EU referendum: Votes at 16 plans 'blocked'
Plans to let 16 and 17-year-olds vote in the UK's EU membership referendum look set to be blocked by the government after ministers claimed the move would cost £6m.
The House of Lords has been pushing for teenagers to have a say in the vote, promised by the end of 2017.
But ministers fear it could undermine the legitimacy of the result.
Speaker John Bercow has now decided that due to the estimated costs, the changes must be decided by the Commons.
He has certified that the changes are covered by "financial privilege" rules which can be used by the Commons "as grounds for overruling any House of Lords proposal that has cost implications".
Peers voted last month to amend the European Referendum Bill to extend the franchise.
The Bill returns to the Commons on Tuesday, with MPs expected to reject the move.
The government's notes on the House of Lords amendment say the change would incur "in excess of £6m of additional public expenditure".
This includes the postage cost of campaign literature, which would be incurred by Whitehall and local authorities.
It has triggered the financial privilege rules, which refer to the special right of the House of Commons to make tax and spending decisions.
Labour sources accused the government of arrogance and promised to find way around the obstacle.
But BBC deputy political editor James Landale said the parliamentary technicality made it much harder for peers to continue pushing for 16 and 17-year-olds to get a vote and in doing so to delay the referendum.

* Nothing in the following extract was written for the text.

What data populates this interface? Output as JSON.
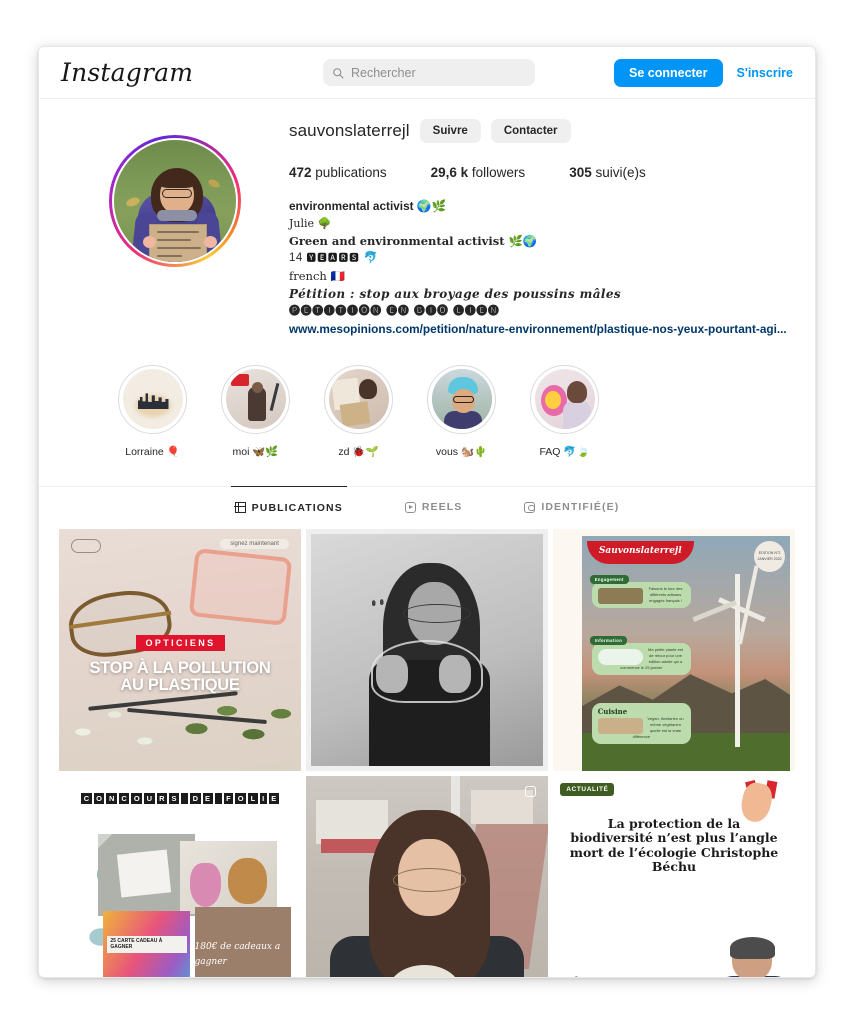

"It also shows that the government is ready to play hardball with the House of Lords after its plans to cut tax credits were defeated in October," he added.
The government has no majority in the Upper House, and commissioned a review to look at the workings of Parliament following its defeat on tax credits.
The Electoral Commission has said registering 16 and 17-year-olds could take 12 months, which could affect the government's referendum timetable. No date for the poll has been set.
Labour, the SNP and the Lib Dems all favour allowing 16 and 17-year-olds - who were allowed to take part in last year's referendum on Scottish independence - to vote on whether to remain in the EU.
The prime minister's spokeswoman said the government wanted to progress its EU negotiations "as quickly as possible".
On votes at 16, she added: "The Commons has taken a very clear position on this and we will seek to overturn that amendment."